Requirement: A single number is the answer: how many lines of the data hold "midnight"?

=====

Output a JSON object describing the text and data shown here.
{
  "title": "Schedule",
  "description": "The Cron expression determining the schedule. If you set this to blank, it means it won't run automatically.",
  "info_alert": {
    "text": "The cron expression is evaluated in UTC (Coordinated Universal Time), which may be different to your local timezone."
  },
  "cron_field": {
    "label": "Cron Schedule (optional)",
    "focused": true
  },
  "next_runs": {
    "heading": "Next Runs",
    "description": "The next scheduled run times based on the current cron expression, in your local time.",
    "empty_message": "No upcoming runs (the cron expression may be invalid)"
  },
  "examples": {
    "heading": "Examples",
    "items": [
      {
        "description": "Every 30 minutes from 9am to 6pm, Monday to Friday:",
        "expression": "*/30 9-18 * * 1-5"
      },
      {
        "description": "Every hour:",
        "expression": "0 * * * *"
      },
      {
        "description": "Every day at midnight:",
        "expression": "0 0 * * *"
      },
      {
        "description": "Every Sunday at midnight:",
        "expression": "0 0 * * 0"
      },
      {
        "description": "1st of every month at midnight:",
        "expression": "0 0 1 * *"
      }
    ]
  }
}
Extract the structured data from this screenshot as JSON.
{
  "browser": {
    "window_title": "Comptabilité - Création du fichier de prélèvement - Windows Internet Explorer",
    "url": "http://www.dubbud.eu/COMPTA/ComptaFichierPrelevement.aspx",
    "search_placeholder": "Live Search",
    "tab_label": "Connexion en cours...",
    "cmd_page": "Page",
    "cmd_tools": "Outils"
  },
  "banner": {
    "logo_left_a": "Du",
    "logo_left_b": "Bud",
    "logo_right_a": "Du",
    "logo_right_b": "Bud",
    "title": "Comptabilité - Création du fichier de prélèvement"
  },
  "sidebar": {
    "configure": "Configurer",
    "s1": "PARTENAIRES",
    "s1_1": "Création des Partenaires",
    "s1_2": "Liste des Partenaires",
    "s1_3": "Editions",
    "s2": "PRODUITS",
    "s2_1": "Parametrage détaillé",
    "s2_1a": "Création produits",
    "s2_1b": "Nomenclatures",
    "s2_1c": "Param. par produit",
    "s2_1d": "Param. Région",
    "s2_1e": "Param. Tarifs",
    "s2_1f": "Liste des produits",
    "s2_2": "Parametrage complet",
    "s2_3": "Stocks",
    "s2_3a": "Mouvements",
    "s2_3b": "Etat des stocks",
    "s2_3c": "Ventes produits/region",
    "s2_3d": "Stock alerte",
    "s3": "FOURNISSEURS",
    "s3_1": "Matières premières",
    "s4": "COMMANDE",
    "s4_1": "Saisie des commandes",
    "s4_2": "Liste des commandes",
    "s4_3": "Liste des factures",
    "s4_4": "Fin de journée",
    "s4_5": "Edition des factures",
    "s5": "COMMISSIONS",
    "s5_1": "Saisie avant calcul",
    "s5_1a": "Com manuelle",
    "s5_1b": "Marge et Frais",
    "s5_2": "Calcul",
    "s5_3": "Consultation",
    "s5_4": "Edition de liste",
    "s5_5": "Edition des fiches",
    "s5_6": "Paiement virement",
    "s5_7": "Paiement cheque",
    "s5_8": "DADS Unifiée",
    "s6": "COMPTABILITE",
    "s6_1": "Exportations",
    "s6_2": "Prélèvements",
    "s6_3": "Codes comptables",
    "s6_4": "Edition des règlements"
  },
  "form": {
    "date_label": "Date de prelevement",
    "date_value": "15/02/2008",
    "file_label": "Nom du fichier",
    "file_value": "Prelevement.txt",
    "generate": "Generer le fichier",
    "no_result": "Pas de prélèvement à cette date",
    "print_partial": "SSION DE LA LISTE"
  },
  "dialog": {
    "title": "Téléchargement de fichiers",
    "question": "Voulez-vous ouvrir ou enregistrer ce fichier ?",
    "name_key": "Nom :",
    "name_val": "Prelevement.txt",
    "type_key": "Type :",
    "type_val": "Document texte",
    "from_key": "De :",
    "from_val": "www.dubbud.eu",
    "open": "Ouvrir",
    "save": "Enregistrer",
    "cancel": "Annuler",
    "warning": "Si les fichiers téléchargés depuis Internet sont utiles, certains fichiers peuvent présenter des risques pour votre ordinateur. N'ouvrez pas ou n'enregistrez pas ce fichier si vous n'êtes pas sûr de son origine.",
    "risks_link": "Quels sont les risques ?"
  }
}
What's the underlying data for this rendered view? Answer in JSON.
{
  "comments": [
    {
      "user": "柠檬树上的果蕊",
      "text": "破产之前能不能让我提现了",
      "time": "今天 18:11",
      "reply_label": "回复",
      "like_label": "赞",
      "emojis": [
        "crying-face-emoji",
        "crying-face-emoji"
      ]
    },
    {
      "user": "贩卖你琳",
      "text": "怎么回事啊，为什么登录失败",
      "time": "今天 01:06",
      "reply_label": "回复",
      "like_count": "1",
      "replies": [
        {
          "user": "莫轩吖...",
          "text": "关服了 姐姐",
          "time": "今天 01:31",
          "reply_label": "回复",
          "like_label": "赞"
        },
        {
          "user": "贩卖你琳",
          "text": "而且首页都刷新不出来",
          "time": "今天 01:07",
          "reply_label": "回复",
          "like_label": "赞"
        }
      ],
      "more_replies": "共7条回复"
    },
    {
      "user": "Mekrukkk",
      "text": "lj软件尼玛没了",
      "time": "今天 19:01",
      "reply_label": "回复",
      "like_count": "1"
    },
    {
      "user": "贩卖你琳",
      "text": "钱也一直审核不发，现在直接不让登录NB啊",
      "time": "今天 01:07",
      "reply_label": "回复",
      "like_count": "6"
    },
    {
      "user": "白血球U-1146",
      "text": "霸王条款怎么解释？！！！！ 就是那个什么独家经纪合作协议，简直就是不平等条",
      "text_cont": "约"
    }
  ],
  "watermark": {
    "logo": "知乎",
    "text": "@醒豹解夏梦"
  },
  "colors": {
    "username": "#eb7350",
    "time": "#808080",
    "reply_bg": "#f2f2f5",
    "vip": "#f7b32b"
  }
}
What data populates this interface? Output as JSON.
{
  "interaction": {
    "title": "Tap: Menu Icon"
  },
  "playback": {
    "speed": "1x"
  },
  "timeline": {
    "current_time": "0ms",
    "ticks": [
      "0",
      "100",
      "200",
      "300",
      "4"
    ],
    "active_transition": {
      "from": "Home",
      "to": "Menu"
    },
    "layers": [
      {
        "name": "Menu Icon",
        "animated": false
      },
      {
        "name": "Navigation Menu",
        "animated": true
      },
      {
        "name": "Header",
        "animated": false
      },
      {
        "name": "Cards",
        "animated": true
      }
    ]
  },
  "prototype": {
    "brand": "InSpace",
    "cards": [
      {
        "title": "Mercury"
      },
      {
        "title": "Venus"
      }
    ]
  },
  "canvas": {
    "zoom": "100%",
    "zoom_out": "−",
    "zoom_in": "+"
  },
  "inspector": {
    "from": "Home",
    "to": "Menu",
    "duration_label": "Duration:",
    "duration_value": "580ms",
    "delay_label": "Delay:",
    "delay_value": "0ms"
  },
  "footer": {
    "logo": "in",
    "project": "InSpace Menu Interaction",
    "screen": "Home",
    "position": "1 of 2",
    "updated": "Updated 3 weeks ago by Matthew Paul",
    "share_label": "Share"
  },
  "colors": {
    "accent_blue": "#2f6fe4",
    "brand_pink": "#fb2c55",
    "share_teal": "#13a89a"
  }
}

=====

Solved problem: 3